Lyab-I Hauz complex
Poi Kalan complex
The Ark Citadel
Bolo Haouz Mosque
Islam Khodja complex
Alla Kuli Khan
Muhammad Rahim Khan
Muhammed Emin Khan
The Kalan Minaret (Great Minaret) is a minaret in the Uzbek city of Bukhara. It is considered a symbol of the city.
The minaret stands in the middle of the historic centre of Bukhara in the Poi Kalan building ensemble, which is southeast of the Ark Citadel. It stands in the southeast corner of the square between the Kalan Mosque, to which it is connected by a bridge, and the Mir-Arab-Madrasa. To the east of the minaret is the Emir Alim Khan Madrasa.
The Kalan minaret was built in 1127 under the Karakhanid Arslan Khan, who was a vassal of the Sultan of the Seljuk Turks from 1102 to 1130. Genghis Khan is said to have been so impressed by the building that he had it spared when Bukhara was destroyed. During the conquest of Bukhara by the Bolsheviks in 1920, the minaret was slightly damaged by warning shots.
In addition to its function as a minaret, from which first a muezzin, and later several, called the Muslims to prayer, the tower also fulfilled other tasks. On the one hand it served as a watchtower and on the other hand it was a sign that was visible from afar and showed the caravans the way into the city.
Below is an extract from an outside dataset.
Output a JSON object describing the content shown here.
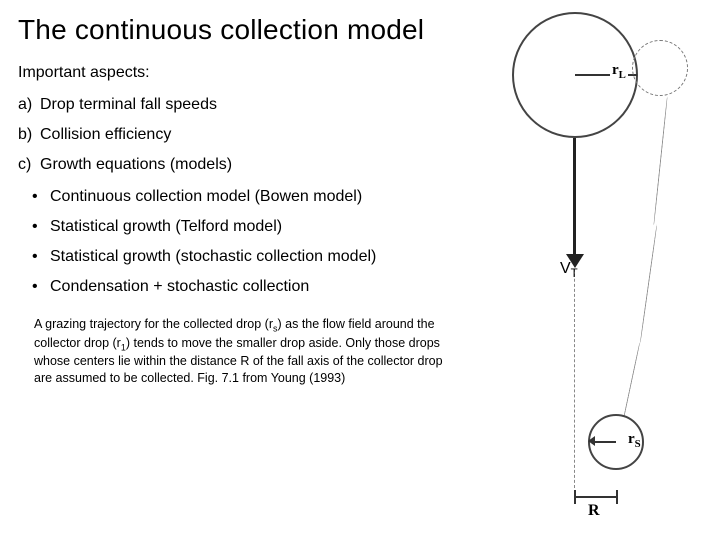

Until the early 20th century, it also served as a place of execution, from which those condemned to death were thrown down in a sack.
The minaret is an approximately 50 meter high, tapering tower with a base diameter of more than 10 meters. At its upper end it widens into a rotunda, which is decorated like stalactites and contains a circumferential gallery with 16 pointed arched windows. Above this rotunda sits a conical tip.
The tower is built as a brick shell. As with the Samanid mausoleum, the bands surrounding the tower are provided with different patterns through different arrangements of the bricks. In the lower part, a band of writing runs around the tower, and directly below the stalactite-like decorated rotunda runs a band of blue-green glazed bricks and forms a contrast to the natural ochre of the fired bricks. It is the oldest known example of the use of paint as an additional decorative element to the arrangement of the bricks.